And AAAAI currently recommends against getting vaccinated and immunotherapy shots within 48 hours of each other.
“The main reason for not getting these medications by close contact is that if you react, your doctor will not be able to say what caused it,” Grayson said.
If you plan to get more vaccines, the CDC recommends that you do not get them within 14 days before or after the dose of the COVID-19 vaccine.
10. Where Can I Get the COVID-19 Vaccine If People With Asthma Are Allowed to Get It?
You can be vaccinated at your doctor’s office, local clinic, or hospital, or a vaccination center set up in your community or nearby.
There are also driving centers in other provinces.
Find out more about options near you by using the CDC vaccination tool.
Call before going to the vaccination site to make sure you are eligible, that the vaccine is available, and check that you need a set time.
11. Are COVID-19 Vaccines Free for People with Asthma?
Yes, the vaccines are free for everyone, whether you have private insurance, Medicaid, Medicare, or you are not guaranteed.
Providers may charge a premium, but that does cover your insurance or the government’s Health Care Provider Fund.
No one can be denied a vaccine if they cannot afford to administer the vaccine, according to the CDC.
12. What should People with asthma Talk to Their Health Care Team about the COVID-19 Vaccines?
“Ask in advance what to do if your asthma is burning or if you are receiving an immunotherapy shotgun or biologic infusions,” Stukus said.
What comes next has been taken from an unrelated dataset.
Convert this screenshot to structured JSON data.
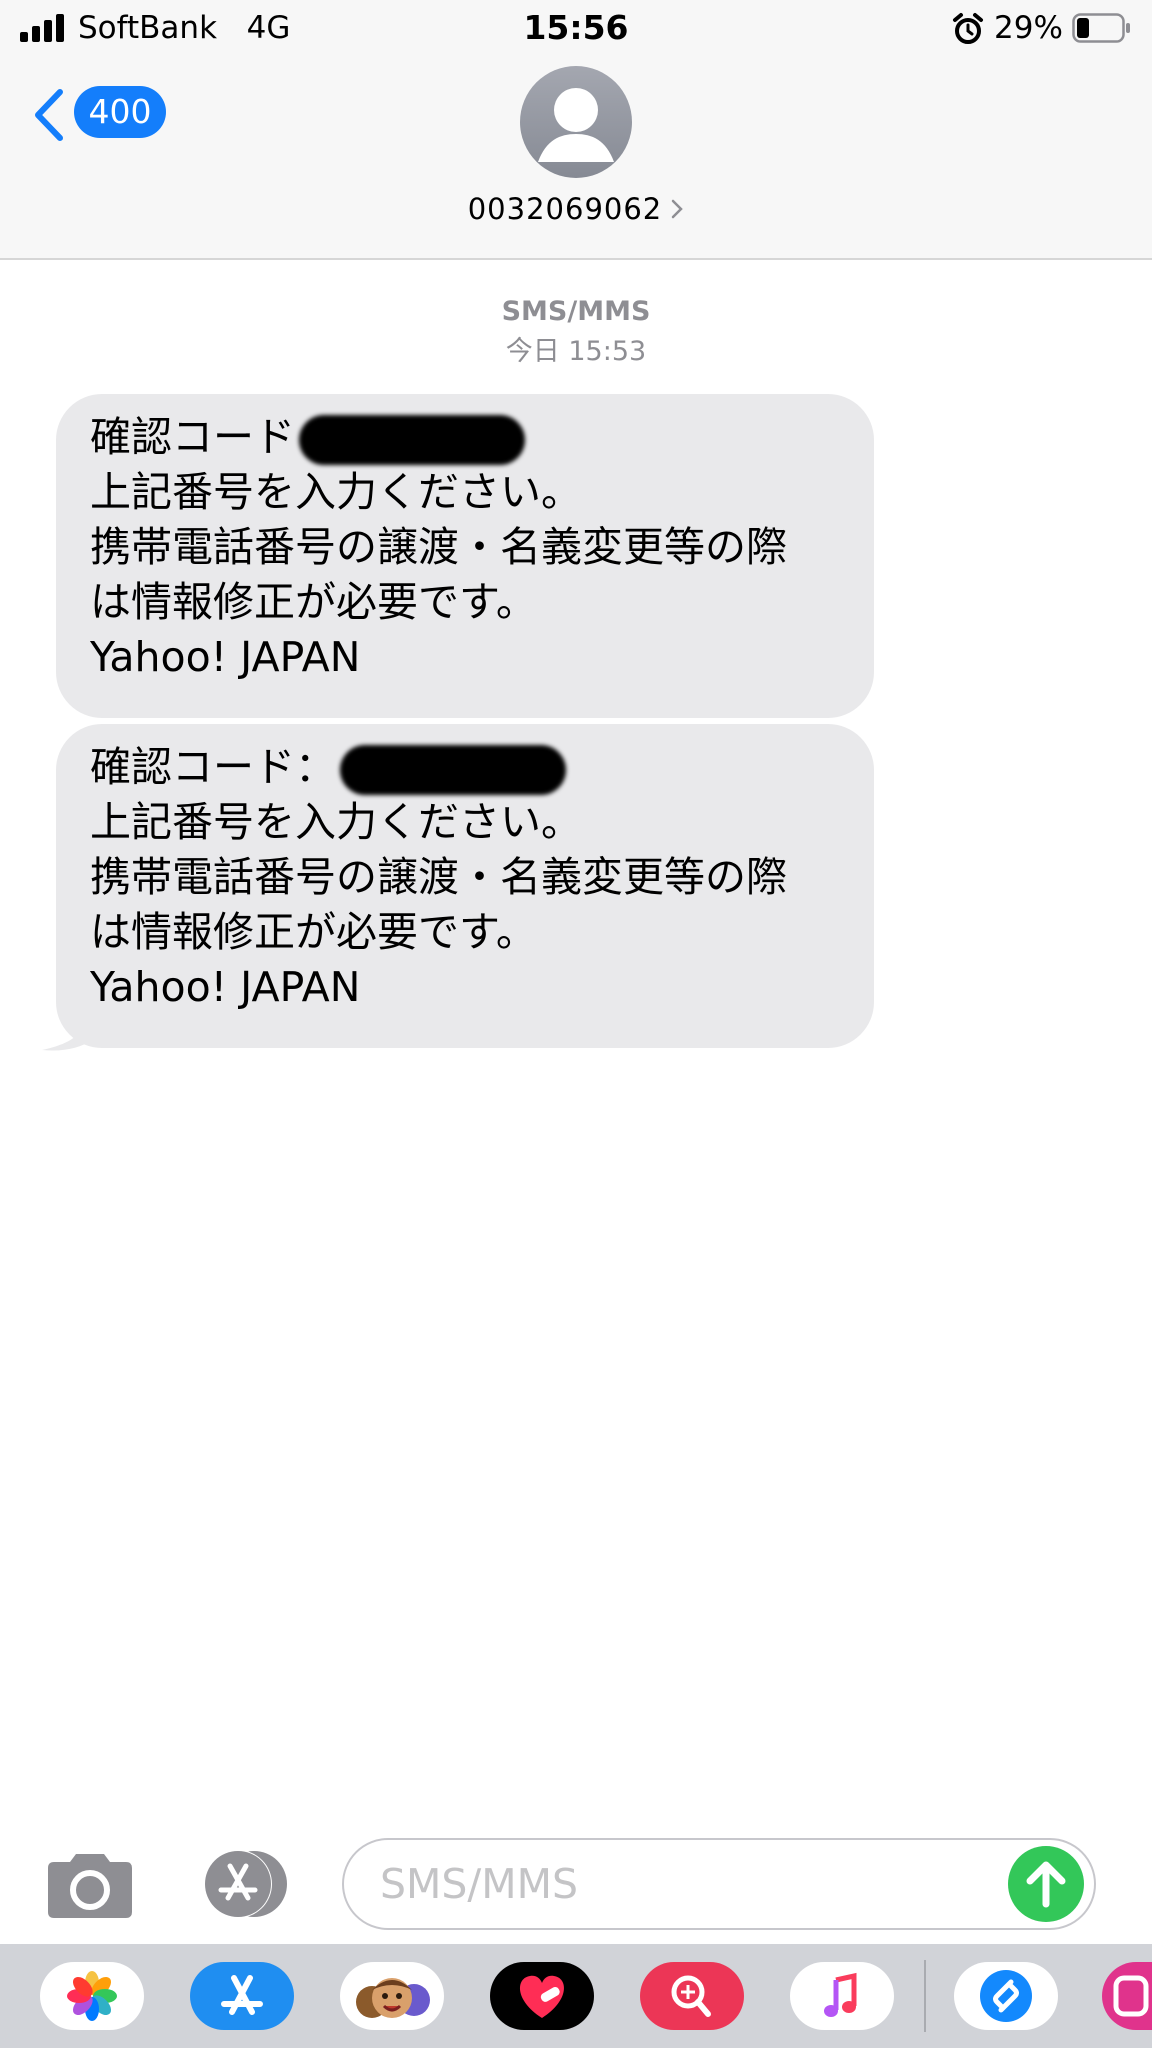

Your healthcare providers can help you decide what is right for you. “Each person should discuss these conditions with his or her doctor if they affect them,” he said.
13. How Should People With Asthma Prepare for the Vision?
“People with asthma should be happy to start their path to the immune system,” Stukus said.
In addition, people with asthma should be aware of the common side effects if they need to schedule a day’s rest after getting their goal. Most of the expected side effects appear in the first 48 hours and are very mild and short-lived, explains Stukus.